China Travel-Blog part 3
By the time we got to Beijing, the famous food of Chengdu (Sichuan province) had caught up with me. It may have been the raw lobster or it may have been the uncommon amounts of oil and spice, but whatever it was for the next two days my diet was restricted to congee, water, and Chinese medicine, until my digestion was back to normal.
Beijing is home to the main offices of Kabinett, our Chinese distribution company. Li and I were to spend these two days in constant meetings with the staff, clients and sub-distributors, and in interviewing prospective PR companies. We told our story again and again as we led some groups through icewine tastings. We told of the beauty and ideal growing conditions of the Okanagan Valley, of the history, philosophy, and achievements of Summerhill, about the benefits of organic winemaking, the precious wonder of Icewine, and what the letters VQA mean. We realized that all of the staff at Kabinett, as well as eventually the sub-distributors, clients, and ultimately end-consumers, would have to know these stories well, and eventually would have to be able to tell them as well as we could.
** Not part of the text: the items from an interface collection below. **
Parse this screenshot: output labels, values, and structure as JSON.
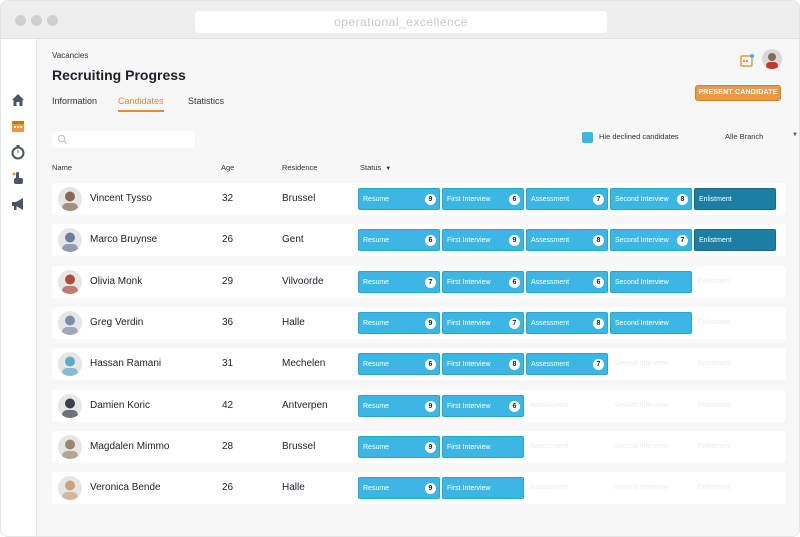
{
  "window": {
    "url": "operational_excellence"
  },
  "sidebar": {
    "icons": [
      "home-icon",
      "calendar-icon",
      "stopwatch-icon",
      "hand-icon",
      "megaphone-icon"
    ]
  },
  "header": {
    "breadcrumb": "Vacancies",
    "title": "Recruiting Progress"
  },
  "tabs": [
    {
      "label": "Information",
      "active": false
    },
    {
      "label": "Candidates",
      "active": true
    },
    {
      "label": "Statistics",
      "active": false
    }
  ],
  "actions": {
    "present_label": "PRESENT CANDIDATE"
  },
  "filters": {
    "search_placeholder": "",
    "hide_declined_label": "Hie declined candidates",
    "branch_label": "Alle Branch"
  },
  "table": {
    "columns": {
      "name": "Name",
      "age": "Age",
      "residence": "Residence",
      "status": "Status"
    },
    "stage_labels": [
      "Resume",
      "First Interview",
      "Assessment",
      "Second Interview",
      "Enlistment"
    ],
    "rows": [
      {
        "name": "Vincent Tysso",
        "age": "32",
        "residence": "Brussel",
        "counts": [
          "9",
          "6",
          "7",
          "8",
          ""
        ],
        "progress": 5,
        "avatar_color": "#8a6a55"
      },
      {
        "name": "Marco Bruynse",
        "age": "26",
        "residence": "Gent",
        "counts": [
          "6",
          "9",
          "8",
          "7",
          ""
        ],
        "progress": 5,
        "avatar_color": "#6b7d9a"
      },
      {
        "name": "Olivia Monk",
        "age": "29",
        "residence": "Vilvoorde",
        "counts": [
          "7",
          "6",
          "6",
          "",
          ""
        ],
        "progress": 4,
        "avatar_color": "#b04a3c"
      },
      {
        "name": "Greg Verdin",
        "age": "36",
        "residence": "Halle",
        "counts": [
          "9",
          "7",
          "8",
          "",
          ""
        ],
        "progress": 4,
        "avatar_color": "#7d8fa8"
      },
      {
        "name": "Hassan Ramani",
        "age": "31",
        "residence": "Mechelen",
        "counts": [
          "6",
          "8",
          "7",
          "",
          ""
        ],
        "progress": 3,
        "avatar_color": "#5fa9c9"
      },
      {
        "name": "Damien Koric",
        "age": "42",
        "residence": "Antverpen",
        "counts": [
          "9",
          "6",
          "",
          "",
          ""
        ],
        "progress": 2,
        "avatar_color": "#3a3f48"
      },
      {
        "name": "Magdalen Mimmo",
        "age": "28",
        "residence": "Brussel",
        "counts": [
          "9",
          "",
          "",
          "",
          ""
        ],
        "progress": 2,
        "avatar_color": "#9c8870"
      },
      {
        "name": "Veronica Bende",
        "age": "26",
        "residence": "Halle",
        "counts": [
          "9",
          "",
          "",
          "",
          ""
        ],
        "progress": 2,
        "avatar_color": "#c9a27a"
      }
    ]
  },
  "colors": {
    "accent": "#e68a2e",
    "stage_active": "#3cb7e3",
    "stage_final": "#1c7ea3"
  }
}
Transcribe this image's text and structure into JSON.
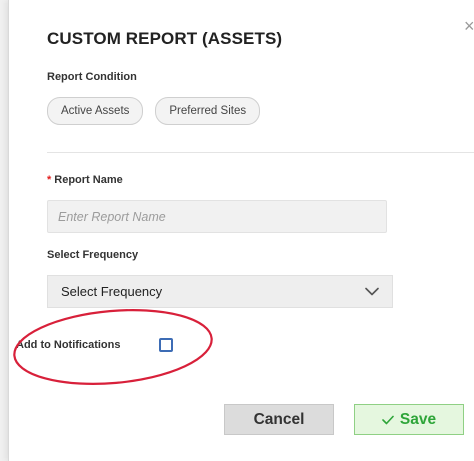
{
  "dialog": {
    "title": "CUSTOM REPORT (ASSETS)",
    "close_glyph": "×"
  },
  "report_condition": {
    "label": "Report Condition",
    "chips": [
      "Active Assets",
      "Preferred Sites"
    ]
  },
  "report_name": {
    "required_mark": "*",
    "label": "Report Name",
    "value": "",
    "placeholder": "Enter Report Name"
  },
  "frequency": {
    "label": "Select Frequency",
    "selected": "Select Frequency"
  },
  "notifications": {
    "label": "Add to Notifications",
    "checked": false
  },
  "buttons": {
    "cancel_label": "Cancel",
    "save_label": "Save"
  },
  "colors": {
    "required": "#e21d1d",
    "checkbox_border": "#3d6cb5",
    "save_text": "#2ea539",
    "save_bg": "#e5f7df",
    "annotation_circle": "#d8203a"
  },
  "icons": {
    "close": "close-icon",
    "dropdown": "chevron-down-icon",
    "save": "check-icon"
  }
}
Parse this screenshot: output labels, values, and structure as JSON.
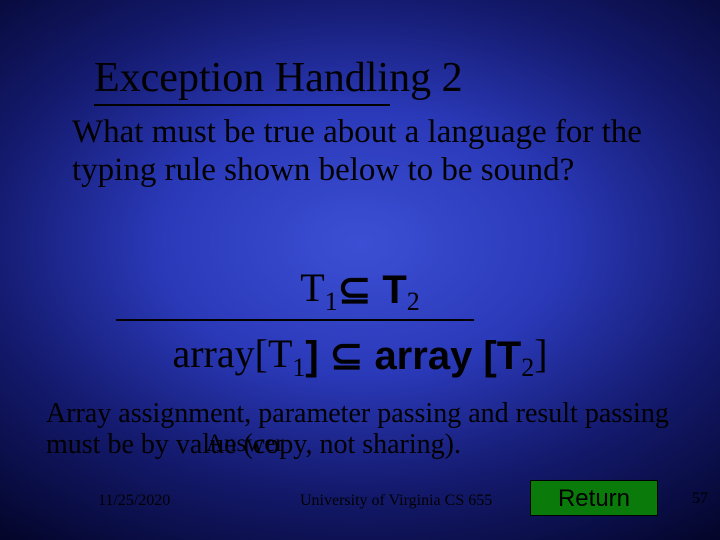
{
  "title": "Exception Handling 2",
  "question": "What must be true about a language for the typing rule shown below to be sound?",
  "rule": {
    "top_before": "T",
    "top_sub1": "1",
    "top_mid": " ⊆  T",
    "top_sub2": "2",
    "bot_before": "array[T",
    "bot_sub1": "1",
    "bot_mid": "] ⊆ array [T",
    "bot_sub2": "2",
    "bot_after": "]"
  },
  "answer_label": "Answer",
  "answer_text": "Array assignment, parameter passing and result passing must be by value (copy, not sharing).",
  "footer": {
    "date": "11/25/2020",
    "affiliation": "University of Virginia CS 655",
    "return_label": "Return",
    "page_number": "57"
  }
}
After two days of meetings we had a day off. Li and I were invited to Yang Wei and Mr Yuan's home outside the city where the family was celebrating the engagement of their eldest daughter. We went with the two families to a nearby restaurant. The feast featured such delicacies as jellyfish, cow-stomach, and sea cucumber (a slug by any other name is still a slug, despite the appetizing cucurbit euphemism). After lunch Yang Wei and Mr Yuan, along with their four year-old son Rei-Rei, brought Li and me to the Great Wall for the view, sense of history, and obligatory photo-op, and then to dinner at a famous restaurant renowned for their contemporary version of Beijing's traditional Roast Duck. First small plates of duck bits and innards (feet, stomach, liver, and tongue) along with salads and pickles were presented, followed by the main course: two beautifully plump, golden-red birds. These were sliced to bites in front of our eyes, and served alongside rice crepes, crispy hollow sesame buns, and a tray of condiments, sauces, and julienne vegetables. The traditional first bite was dipped in sugar, and then the procedure was to fill the crepes or hollow buns with duck dipped in sauce, vegetables, and condiments, and prepare your own mini wraps and sandwiches. Totally delightful. Joining us for dinner that evening was Mr Yijun Song, trade counsellor for the province of Ontario, as well as a small group of musicians. Mr Yuan had told us last month in Canada that when we came to Beijing he would bring us to see the musicians who played traditional music for dignitaries visiting China, including American presidents. But as they weren't performing anywhere, and as Mr Yuan desired very strongly to keep his word, he brought them to see us instead. We had a private concert in our private dining room with two master musician playing the traditional two stringed Erhu and a Russian Bayan respectively. Well the sound of the Erhu was enough to bring me to tears. The depth and nuance of the articulation, and the ease and fluency of the player were breathtaking. The Bayan player was also a virtuoso, and little Rei-Rei came to bounce on my knee when she struck up a tango. The evening was accompanied by my first taste of home grown Chinese wine, which seemed to be Cabernet Sauvignon, and which was surprisingly acceptable. The vintage was 2001, and although the label instructed drinking it young, at 9 and a half years old the color was still medium purple and the flavours developing nicely.
The last day was strategy sessions with Yang Wei and Mr Yuan. Launching our brand in this new market will be like going fishing, they said. We joked that we ought to go with a boat and a net.
In the end there were a few things I never got used to in China, like the way no one stands in line. You must assert yourself to get to, let's say, the water-cooler. Or the smoking in restaurants. There were times when I'd inhale deeply after a particularly spicy bite, only to be suffocated and overwhelmed by the smoky air. But these things are minor compared with the positive things, chief among them the warmth of Yang Wei, all of her family, her employees, and most everyone we met. Even though wages are lower in China than in Canada, and the cost of living is perhaps almost as high, the people we saw, everywhere we met, seemed as happy. I was warned before I left Canada to only go shopping with Li, as I was likely to pay more if without a translator. In fact, when I wandered out to find an internet cafe, but failing that entered a small print shop and asked to use a computer, not only was I graciously allowed, but my money was refused.
It will require a significant investment to establish our brand here, especially in a burgeoning, not yet established category where we need to educate our potential customers. Myself and other representatives from Summerhill will have to come here multiple times per year, especially in this initial phase. And as we cannot quite afford a trawler, there are no guarantees that our fishing expedition will be successful. But we are fortunate to have great partners, and to have a great batch of stories to tell with a twenty year history. It is a golden (and red) opportunity.
No plans for more right now, but we'll see how things go, and there may be more when there is more to tell.